Mark has been publishing since 1992. He has published (traditionally and as an indie) more than twelve books and countless short stories. He was the driving force behind the creation of Kobo Writing Life and currently works with the Draft to Digital time. This experience and steady hand oozed from the pages of his books.
I went on to listen to the podcasts Mark had produced. As I did, I looked at his work online. There were things he was doing that gave me pause.
For example, Mark didn’t seem stressed about getting reviews. Since I’ve struggled to get reviews, this raised questions for me. I also noticed from his website that Mark does a lot of selling at conferences, a strategy I had never tried that I was curious about.

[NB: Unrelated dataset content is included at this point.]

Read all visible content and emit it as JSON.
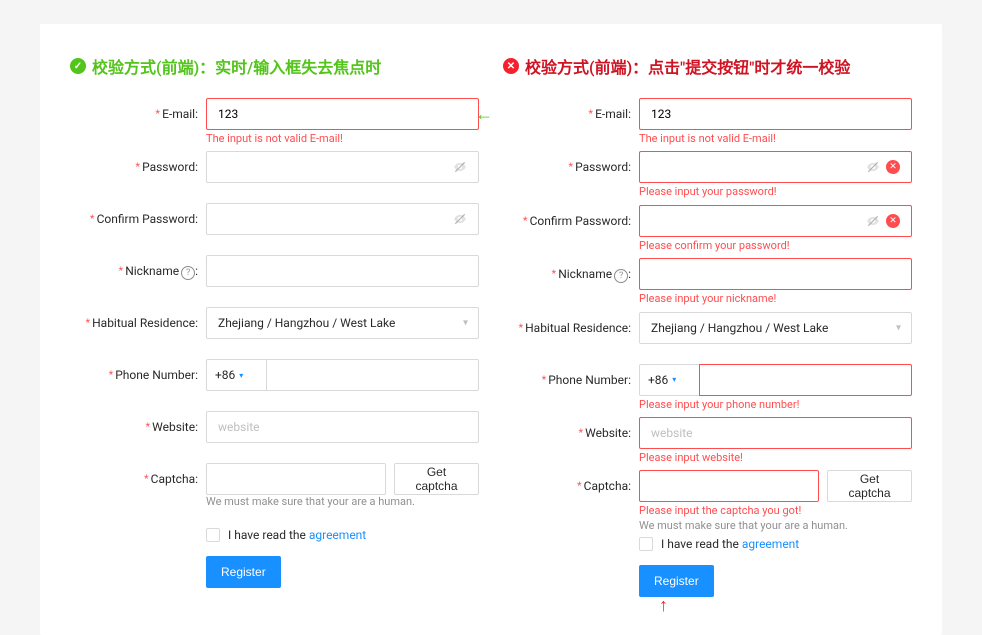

After reviewing all of Mark’s work, I had a few questions left for him, questions about how I could improve my practice. I went to his website to see if he would be open to talking with me and discovered that he had a mode for booking time with him. I scheduled an appointment and Mark got back to me right away.
The coaching conversation I had with him confirmed my suspicions: Mark is an amazing writing coach. I spent forty-five minutes with him and learned enough to about how I can refine my work to keep me busy for the next three months.
We All Need Coaches
The best athletes don’t pop from the head of Zeus fully formed. They have amazing coaches along the way that help them refine their practice. As an author, you need great writing coaches too, and you are writing at the perfect time. Never before have you had so much access to great coaches.
If you read this blog and haven’t already, I’d recommend starting with Joe Bunting as a coach. Sign up for one of his courses. I know from personal experience, Joe is a great coach.
Have you found any writing coaches? Tell us in the comments about coaches whose work you have followed.
Today, write a scene in which a character encounters a mentor who can help them achieve their goal.
What’s the character’s goal? What skill or wisdom do they need to achieve it? Who will mentor them, and how will the mentor respond to them?